**Try it:** Report each line of the entries that includes "účet" by copying it.

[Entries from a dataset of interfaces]
== Segment start ==

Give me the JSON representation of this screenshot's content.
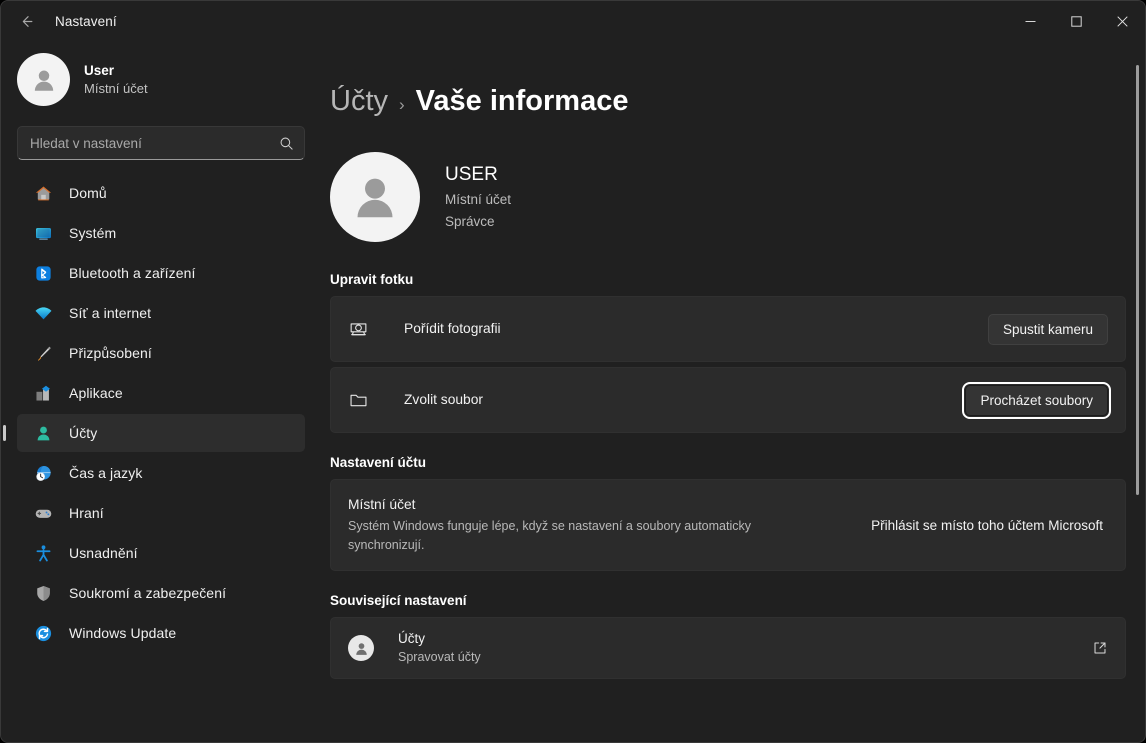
{
  "window": {
    "title": "Nastavení",
    "back_label": "back-arrow",
    "minimize_label": "Minimalizovat",
    "maximize_label": "Maximalizovat",
    "close_label": "Zavřít"
  },
  "sidebar": {
    "profile": {
      "name": "User",
      "account_type": "Místní účet"
    },
    "search": {
      "placeholder": "Hledat v nastavení",
      "value": "",
      "icon": "search-icon"
    },
    "items": [
      {
        "label": "Domů",
        "icon": "home-icon",
        "active": false
      },
      {
        "label": "Systém",
        "icon": "system-icon",
        "active": false
      },
      {
        "label": "Bluetooth a zařízení",
        "icon": "bluetooth-icon",
        "active": false
      },
      {
        "label": "Síť a internet",
        "icon": "wifi-icon",
        "active": false
      },
      {
        "label": "Přizpůsobení",
        "icon": "brush-icon",
        "active": false
      },
      {
        "label": "Aplikace",
        "icon": "apps-icon",
        "active": false
      },
      {
        "label": "Účty",
        "icon": "accounts-icon",
        "active": true
      },
      {
        "label": "Čas a jazyk",
        "icon": "clock-globe-icon",
        "active": false
      },
      {
        "label": "Hraní",
        "icon": "gamepad-icon",
        "active": false
      },
      {
        "label": "Usnadnění",
        "icon": "accessibility-icon",
        "active": false
      },
      {
        "label": "Soukromí a zabezpečení",
        "icon": "shield-icon",
        "active": false
      },
      {
        "label": "Windows Update",
        "icon": "update-icon",
        "active": false
      }
    ]
  },
  "main": {
    "breadcrumb": {
      "parent": "Účty",
      "separator": "›",
      "current": "Vaše informace"
    },
    "hero": {
      "name": "USER",
      "account_type": "Místní účet",
      "role": "Správce",
      "avatar": "person-avatar"
    },
    "sections": [
      {
        "title": "Upravit fotku",
        "rows": [
          {
            "icon": "camera-icon",
            "title": "Pořídit fotografii",
            "action_label": "Spustit kameru",
            "focused": false
          },
          {
            "icon": "folder-icon",
            "title": "Zvolit soubor",
            "action_label": "Procházet soubory",
            "focused": true
          }
        ]
      },
      {
        "title": "Nastavení účtu",
        "row": {
          "title": "Místní účet",
          "description": "Systém Windows funguje lépe, když se nastavení a soubory automaticky synchronizují.",
          "action_label": "Přihlásit se místo toho účtem Microsoft"
        }
      },
      {
        "title": "Související nastavení",
        "row": {
          "icon": "accounts-badge-icon",
          "title": "Účty",
          "description": "Spravovat účty",
          "trailing_icon": "external-link-icon"
        }
      }
    ]
  },
  "colors": {
    "window_bg": "#202020",
    "card_bg": "#2b2b2b",
    "accent_teal": "#2dbba0",
    "accent_blue": "#0a84d8",
    "text_primary": "#ffffff",
    "text_secondary": "#bcbcbc",
    "selection_indicator": "#c9c9c9"
  }
}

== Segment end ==

**Result of this exercise:**
      "account_type": "Místní účet"
      "account_type": "Místní účet",
          "title": "Místní účet",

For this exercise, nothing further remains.